Task material Start Marker

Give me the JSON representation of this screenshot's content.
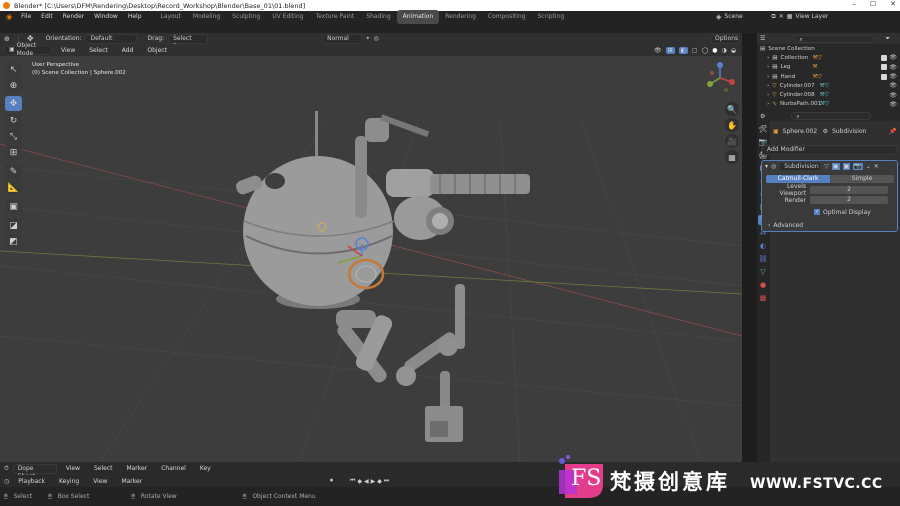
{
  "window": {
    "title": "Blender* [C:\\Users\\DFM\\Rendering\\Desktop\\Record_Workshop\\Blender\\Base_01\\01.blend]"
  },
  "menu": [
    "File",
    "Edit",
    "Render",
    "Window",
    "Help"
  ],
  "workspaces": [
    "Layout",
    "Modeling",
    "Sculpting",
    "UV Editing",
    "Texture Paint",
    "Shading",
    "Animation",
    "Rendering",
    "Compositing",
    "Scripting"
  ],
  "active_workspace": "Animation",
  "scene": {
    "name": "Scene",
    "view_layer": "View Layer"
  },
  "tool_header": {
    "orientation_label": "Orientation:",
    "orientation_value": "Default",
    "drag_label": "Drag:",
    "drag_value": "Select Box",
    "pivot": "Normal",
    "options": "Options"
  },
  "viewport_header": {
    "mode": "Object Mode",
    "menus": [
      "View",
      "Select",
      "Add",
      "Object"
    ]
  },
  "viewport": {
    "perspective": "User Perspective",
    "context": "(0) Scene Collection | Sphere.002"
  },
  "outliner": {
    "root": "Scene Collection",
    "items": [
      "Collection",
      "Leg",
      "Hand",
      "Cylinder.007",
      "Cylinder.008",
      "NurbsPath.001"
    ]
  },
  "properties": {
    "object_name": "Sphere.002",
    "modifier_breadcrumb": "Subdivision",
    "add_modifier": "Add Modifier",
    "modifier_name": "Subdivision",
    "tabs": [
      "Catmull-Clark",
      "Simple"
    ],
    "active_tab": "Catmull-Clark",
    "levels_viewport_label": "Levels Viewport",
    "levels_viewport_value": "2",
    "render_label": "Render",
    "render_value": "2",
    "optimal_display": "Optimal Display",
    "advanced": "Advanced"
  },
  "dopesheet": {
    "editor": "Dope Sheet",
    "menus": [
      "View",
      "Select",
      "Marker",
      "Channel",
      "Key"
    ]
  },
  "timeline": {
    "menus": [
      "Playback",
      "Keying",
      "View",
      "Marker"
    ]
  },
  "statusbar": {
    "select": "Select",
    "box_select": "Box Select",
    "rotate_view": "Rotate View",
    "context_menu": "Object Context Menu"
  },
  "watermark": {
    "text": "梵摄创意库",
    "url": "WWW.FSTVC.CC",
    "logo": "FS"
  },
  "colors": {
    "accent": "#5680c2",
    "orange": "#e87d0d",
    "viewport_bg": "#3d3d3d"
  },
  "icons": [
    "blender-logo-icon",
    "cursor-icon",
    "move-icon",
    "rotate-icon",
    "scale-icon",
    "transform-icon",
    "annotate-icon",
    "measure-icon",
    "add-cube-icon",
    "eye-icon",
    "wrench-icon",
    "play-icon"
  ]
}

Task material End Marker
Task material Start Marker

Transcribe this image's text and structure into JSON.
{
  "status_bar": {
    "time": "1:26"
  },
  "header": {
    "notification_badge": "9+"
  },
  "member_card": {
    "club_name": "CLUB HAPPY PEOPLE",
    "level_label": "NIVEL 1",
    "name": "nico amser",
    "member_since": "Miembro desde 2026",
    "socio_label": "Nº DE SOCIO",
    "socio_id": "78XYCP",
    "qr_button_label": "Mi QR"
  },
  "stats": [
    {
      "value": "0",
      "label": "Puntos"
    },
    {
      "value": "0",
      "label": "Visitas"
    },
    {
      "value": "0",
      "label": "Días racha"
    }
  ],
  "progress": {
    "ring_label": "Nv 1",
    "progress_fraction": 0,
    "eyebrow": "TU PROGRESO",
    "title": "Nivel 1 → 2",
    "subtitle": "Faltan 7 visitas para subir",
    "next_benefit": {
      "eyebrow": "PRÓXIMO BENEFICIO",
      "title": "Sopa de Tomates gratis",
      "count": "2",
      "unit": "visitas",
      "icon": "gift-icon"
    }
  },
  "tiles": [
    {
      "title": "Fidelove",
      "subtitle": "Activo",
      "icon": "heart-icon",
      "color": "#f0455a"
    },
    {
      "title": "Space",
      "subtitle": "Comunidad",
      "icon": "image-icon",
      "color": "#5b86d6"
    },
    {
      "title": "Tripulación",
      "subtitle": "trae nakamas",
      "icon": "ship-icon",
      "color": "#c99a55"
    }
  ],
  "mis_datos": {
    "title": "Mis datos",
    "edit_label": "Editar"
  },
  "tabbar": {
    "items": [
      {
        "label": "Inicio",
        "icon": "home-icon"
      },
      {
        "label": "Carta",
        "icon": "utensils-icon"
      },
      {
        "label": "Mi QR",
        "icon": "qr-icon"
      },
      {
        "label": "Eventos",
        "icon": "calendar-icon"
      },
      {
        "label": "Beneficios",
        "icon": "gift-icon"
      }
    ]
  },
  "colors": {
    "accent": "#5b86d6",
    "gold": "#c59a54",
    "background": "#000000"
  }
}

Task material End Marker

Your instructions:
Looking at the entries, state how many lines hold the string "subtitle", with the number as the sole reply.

Exercise answer:
4